I sat with this woman and had the most encouraging and pleasant visit with her. She was warm, kind, and gracious to me. She praised me for caring for her and the church so well over the years. Just as I started to intently look for the “candid camera” that had been planted, she reached to hug me as I left. When she died a few years later I preached her funeral.
The joy of endurance
Unable to humanly explain anything I had experienced that day, God reminded me of one of the greatest joys of staying and enduring with these people. As we endure the criticism, complaints, and verbal attacks, and try to love and care for the souls of those who attack us, God in his grace might allow us to eventually win them over.
What a powerful testimony of the power of God at work in his shepherd and sheep when he does this. It is not the first time God has allowed me to experience this, and I can definitely say it ranks as one of the great joys I now experience in pastoral ministry with my congregation.
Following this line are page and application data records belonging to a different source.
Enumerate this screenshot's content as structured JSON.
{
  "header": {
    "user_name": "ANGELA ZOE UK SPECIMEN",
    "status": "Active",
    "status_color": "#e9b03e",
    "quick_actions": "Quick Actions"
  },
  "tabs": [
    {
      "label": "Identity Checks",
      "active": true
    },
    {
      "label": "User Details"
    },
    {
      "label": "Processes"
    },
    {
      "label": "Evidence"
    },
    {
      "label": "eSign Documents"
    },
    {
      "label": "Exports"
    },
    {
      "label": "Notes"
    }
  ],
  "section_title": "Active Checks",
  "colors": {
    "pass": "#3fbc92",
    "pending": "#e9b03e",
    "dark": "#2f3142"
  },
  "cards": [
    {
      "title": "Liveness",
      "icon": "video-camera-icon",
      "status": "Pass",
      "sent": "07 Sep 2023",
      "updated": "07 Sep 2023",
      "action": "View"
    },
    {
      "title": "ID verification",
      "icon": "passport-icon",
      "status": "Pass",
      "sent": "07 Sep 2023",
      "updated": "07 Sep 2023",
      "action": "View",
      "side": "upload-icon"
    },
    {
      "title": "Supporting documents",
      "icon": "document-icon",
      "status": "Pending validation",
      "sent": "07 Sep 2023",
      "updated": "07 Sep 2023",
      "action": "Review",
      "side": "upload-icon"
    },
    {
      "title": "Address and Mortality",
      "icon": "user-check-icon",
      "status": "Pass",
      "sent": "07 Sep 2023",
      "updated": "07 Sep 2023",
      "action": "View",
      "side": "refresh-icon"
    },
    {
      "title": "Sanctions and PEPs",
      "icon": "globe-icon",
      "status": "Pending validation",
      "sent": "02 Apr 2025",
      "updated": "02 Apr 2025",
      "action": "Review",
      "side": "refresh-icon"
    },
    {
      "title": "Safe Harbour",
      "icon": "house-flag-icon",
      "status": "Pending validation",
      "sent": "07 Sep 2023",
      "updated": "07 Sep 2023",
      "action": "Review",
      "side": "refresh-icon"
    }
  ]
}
Pastors, hold fast to what you know to be true and right. Love those who love you as you love those who don’t–at least right now. However, don’t be surprised when you wake up one day (years from now) and find that a church member who has been cold to you for years suddenly has warmed up.
I leave you with these stunningly wise words from Richard Baxter on why we should especially care for the souls of those who despise us:
“Even the stoutest sinners will hear us on their death bed, though they scorned us before.”
The post Why should you stay a long time in the same church? appeared first on Southern Equip.
Mi historia se parece a muchas otras. Cuando mi esposa y yo nos casamos y nos vinimos a vivir a los Estados Unidos les dijimos a nuestros padres que en dos años regresaríamos. El plan era estudiar en un seminario en Dallas y al término del programa regresar a la ciudad en la que crecimos y en donde viven la mayoría de nuestra familia y amigos. 19 años después seguimos viviendo en los Estados Unidos y lo más seguro es que nuestro regreso ya nunca se dé. Como a tantos otros les ha pasado, nuestra estadía temporal se ha ido convirtiendo en definitiva al paso de los años ...